Enter quickly and you might win your own copy of the book along with four other books from Timber Press. And to get you really going you could also win a bare-root fruit tree and 35 packets of organic heirloom vegetable seeds from one of my favorite places, Peaceful Valley Farm and Garden Supply. As a matter of fact, we drove up to Peaceful Valley to pick up my trees just a few weeks ago and they are beautiful!
Wednesday, March 14, 2012
Raindrops on leucojum aestivum...
Camellia Chandleri Elegans...
freesia in bud...
plum blossoms and, behind those, nectarine blooms.
More raindrops on scabiosa Butterfly Blue...
"King Alfred type" daffodils...
evergreen Clematis armandii...
I'm grateful for the blooms but the raindrops are most definitely the star of this Bloom Day for me! Way below normal rain-to-date, coming up on the end of our rainy season, and very low on snow in the mountains to get us through the summer, I can only hope it rains all week. And apparently it just might happen!
Other blooms include sweet allysum, solanum jasminoides, iberis, Viburnum Spring Bouquet, primroses, argyranthemum, fava beans, strawberries, the one hellebore I have so far!, and kalanchoe.
On the 15th day of each month Carol at May Dreams Gardens invites garden bloggers worldwide to join Garden Blogger Bloom Day and share what is blooming in their garden. To see spring busting out all over follow the above link. Carol, by the way, has been nominated for About.com's Best Garden Blog! Voting continues through March 21, with voters able to vote once every 24 hours.
Tuesday, March 13, 2012
The wisteria is beginning to bloom, just as our first good rainy week of the winter arrives.

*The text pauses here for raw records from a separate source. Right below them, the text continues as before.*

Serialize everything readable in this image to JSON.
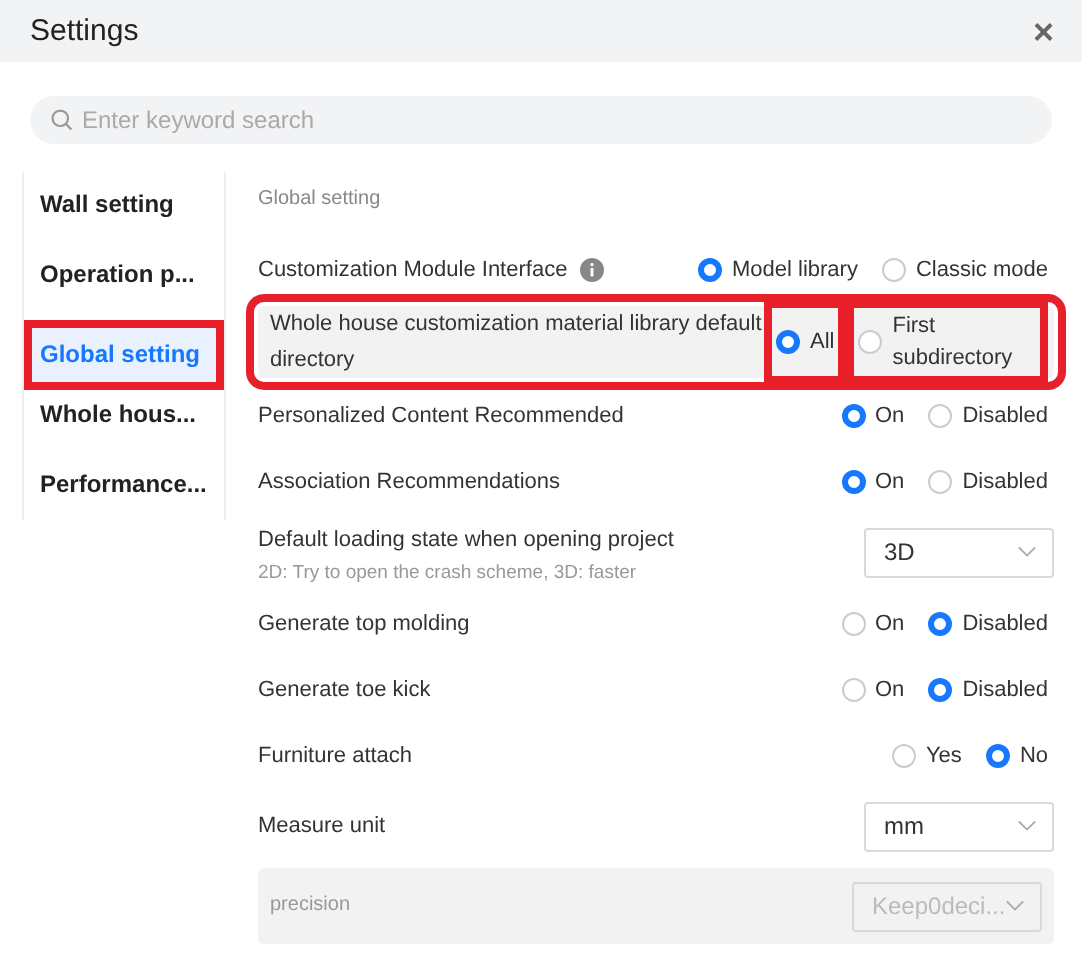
{
  "window": {
    "title": "Settings",
    "close": "×"
  },
  "search": {
    "placeholder": "Enter keyword search"
  },
  "sidebar": {
    "items": [
      {
        "label": "Wall setting",
        "selected": false,
        "highlighted": false
      },
      {
        "label": "Operation p...",
        "selected": false,
        "highlighted": false
      },
      {
        "label": "Global setting",
        "selected": true,
        "highlighted": true
      },
      {
        "label": "Whole hous...",
        "selected": false,
        "highlighted": false
      },
      {
        "label": "Performance...",
        "selected": false,
        "highlighted": false
      }
    ]
  },
  "section_title": "Global setting",
  "rows": [
    {
      "kind": "radio",
      "label": "Customization Module Interface",
      "info": true,
      "options": [
        {
          "label": "Model library",
          "selected": true,
          "highlighted": false
        },
        {
          "label": "Classic mode",
          "selected": false,
          "highlighted": false
        }
      ]
    },
    {
      "kind": "radio",
      "label": "Whole house customization material library default directory",
      "highlighted": true,
      "shaded": true,
      "options": [
        {
          "label": "All",
          "selected": true,
          "highlighted": true
        },
        {
          "label": "First subdirectory",
          "selected": false,
          "highlighted": true
        }
      ]
    },
    {
      "kind": "radio",
      "label": "Personalized Content Recommended",
      "options": [
        {
          "label": "On",
          "selected": true,
          "highlighted": false
        },
        {
          "label": "Disabled",
          "selected": false,
          "highlighted": false
        }
      ]
    },
    {
      "kind": "radio",
      "label": "Association Recommendations",
      "options": [
        {
          "label": "On",
          "selected": true,
          "highlighted": false
        },
        {
          "label": "Disabled",
          "selected": false,
          "highlighted": false
        }
      ]
    },
    {
      "kind": "select",
      "label": "Default loading state when opening project",
      "hint": "2D: Try to open the crash scheme, 3D: faster",
      "value": "3D",
      "disabled": false
    },
    {
      "kind": "radio",
      "label": "Generate top molding",
      "options": [
        {
          "label": "On",
          "selected": false,
          "highlighted": false
        },
        {
          "label": "Disabled",
          "selected": true,
          "highlighted": false
        }
      ]
    },
    {
      "kind": "radio",
      "label": "Generate toe kick",
      "options": [
        {
          "label": "On",
          "selected": false,
          "highlighted": false
        },
        {
          "label": "Disabled",
          "selected": true,
          "highlighted": false
        }
      ]
    },
    {
      "kind": "radio",
      "label": "Furniture attach",
      "options": [
        {
          "label": "Yes",
          "selected": false,
          "highlighted": false
        },
        {
          "label": "No",
          "selected": true,
          "highlighted": false
        }
      ]
    },
    {
      "kind": "select",
      "label": "Measure unit",
      "value": "mm",
      "disabled": false
    },
    {
      "kind": "select",
      "label": "precision",
      "value": "Keep0deci...",
      "disabled": true,
      "shaded": true
    }
  ]
}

We are hoping for several inches of rain and, more importantly, several feet of snow in the Sierras which is where we keep our summer water here in Northern California.
Just the other day the ladybugs who every year spend the winter nestled in my garden to emerge on a sunny late winter day, to the delight of all visitors, were covering the yellow argyranthemum. Today I imagine they are finding a cozy dry spot...or at least I hope they are.
And maybe fill the well for the fairies.